THE warnings are coming fast and furious. The latest takes the form of a report from the International Centre for Integrated Mountain Development, that finds that even if global warming is limited to 1.5 degrees Celsius (which is unlikely), 36 per cent of glaciers along the Hindu Kush and Himalayan range will have melted away by 2100. This will lead to surging river flows from 2050 to 2060, with declines after that. That means floods, droughts, and severe energy crises within our children’s lifetimes.
There is no denying Pakistan’s vulnerability. Germanwatch’s Long-Term Climate Risk Index in 2018 identified Pakistan as the seventh-most country affected by climate change based on data compiled from 1997 to 2016. An IMF report last year ranked Pakistan third among countries facing water shortages.
Sadly, there are no signs that Pakistan is heeding the warnings. Rapid urbanisation and infrastructure development are driving deforestation, only part of which will be redressed by the 10-billion-tree tsunami. Economic plans centred on connectivity may increase carbon emissions by 300pc over the next 15 years. The desire for a quick fix for Pakistan’s energy crisis has led to an anachronistic obsession with coal, particularly under CPEC. We continue to focus on water-intensive industries, without thinking about efficiencies. And then there’s the booming population.
There are no signs that Pakistan is heeding the warnings.
The PTI government acknowledges the challenges but shies away from highlighting the sociopolitical implications of climate change. The most crucial is internal migration. According to a recent Oxfam report on climate-induced migration in Sindh, over 40 million people in South Asia will migrate by 2050. In a country with many ethnic, linguistic and sectarian divisions, and which is highly weaponised, the resulting competition for resources is a recipe for persistent conflict.
Climate change also has a neglected gender dimension. Women who in rural areas are responsible for sourcing potable water may face the punishments of failing to secure scarce water supplies. They will also be denied nutrition and educational and occupational opportunities as they are left behind in resource-scarce communities to care for the young and elderly while men migrate.
Then there’s the regional aspect. The Indus Waters Treaty which has worked well so far was not designed for an era of climate change. Our hyper-patriots are typically hyperbolic when it comes to projecting conflict with India, but their predictions of a water war future are not infeasible. There is certainly a water dimension to Pakistan’s growing economic and security reliance on China, given that China is upstream of India, and could retaliate on Pakistan’s behalf to any Indian attempt to limit our water supply.

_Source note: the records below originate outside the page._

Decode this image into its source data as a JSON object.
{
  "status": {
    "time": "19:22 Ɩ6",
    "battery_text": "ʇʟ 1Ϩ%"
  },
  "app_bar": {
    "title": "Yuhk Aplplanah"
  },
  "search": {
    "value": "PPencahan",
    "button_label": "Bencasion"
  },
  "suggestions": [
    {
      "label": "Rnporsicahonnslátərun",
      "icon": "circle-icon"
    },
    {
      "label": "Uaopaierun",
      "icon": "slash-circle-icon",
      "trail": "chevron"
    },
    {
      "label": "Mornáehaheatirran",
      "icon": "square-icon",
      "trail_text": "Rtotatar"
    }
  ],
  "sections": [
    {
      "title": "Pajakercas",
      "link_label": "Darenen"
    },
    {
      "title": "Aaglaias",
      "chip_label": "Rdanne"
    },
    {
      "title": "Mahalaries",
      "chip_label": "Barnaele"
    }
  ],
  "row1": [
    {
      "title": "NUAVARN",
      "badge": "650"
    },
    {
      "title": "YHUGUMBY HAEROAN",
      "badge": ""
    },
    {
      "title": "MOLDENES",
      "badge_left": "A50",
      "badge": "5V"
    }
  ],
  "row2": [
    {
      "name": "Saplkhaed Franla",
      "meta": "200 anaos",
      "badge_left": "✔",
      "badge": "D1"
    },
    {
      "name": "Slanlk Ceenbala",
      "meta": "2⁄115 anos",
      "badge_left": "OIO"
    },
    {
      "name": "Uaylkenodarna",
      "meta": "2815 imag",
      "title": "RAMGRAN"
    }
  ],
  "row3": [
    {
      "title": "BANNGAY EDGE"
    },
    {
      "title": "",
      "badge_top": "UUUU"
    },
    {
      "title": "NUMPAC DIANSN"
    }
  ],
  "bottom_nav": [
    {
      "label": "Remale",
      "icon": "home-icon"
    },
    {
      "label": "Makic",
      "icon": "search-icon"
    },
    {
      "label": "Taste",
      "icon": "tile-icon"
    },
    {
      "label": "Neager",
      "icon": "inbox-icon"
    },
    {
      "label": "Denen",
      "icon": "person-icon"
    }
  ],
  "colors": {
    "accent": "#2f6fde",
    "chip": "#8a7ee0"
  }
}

But there is less discussion of water as a future point of contention in Pakistan-China ties. After all, both countries to some extent compete for the same water source in the Hindu Kush and Himalayan range. Some have pointed out that China’s involvement in Pakistan’s agricultural sector as part of CPEC, which would likely involve the export of water-intensive crops to China, may be an indirect way to benefit from Pakistan’s water supply.
In this context, the government should initiate transborder water-sharing agreements that go beyond Pakistan-India ties to include other Indus Basin countries such as China and Afghanistan, or even all the nations up to Myanmar that will be affected by the glacial melt.
Climate change experts are recommending the interventions needed to manage the resource fallout of climate change. But the government also needs to prepare for the sociopolitical aspects.
It should start by strengthening interprovincial coordination under the 18th Amendment, as climate-relevant subjects such as the environment and agriculture fall under the provincial domain, and internal migration will demand a collaborative approach.
A public-awareness campaign must be launched on an urgent basis. In a low-literacy, high-faith population, climate change is likely to be perceived as divine intervention, and ignored. The media can play an important role both in putting climate change on the political agenda and highlighting the ways in which people can make a difference, for example, by saving water and electricity. One hopes the deepening antagonisms between the government and fourth estate do not prevent such productive messaging.
The government can also initiate regional cooperation. The glacial melt report was requested by the eight affected countries and produced by more than 200 scientists. Such joint efforts will be key to assessing and mitigating climate-related risks. For them to succeed, the government will have to reduce the suspicions around academics and advocacy groups that receive foreign funding and engage with regional counterparts. Without progressive thinking, Pakistan will face the worst, unprepared.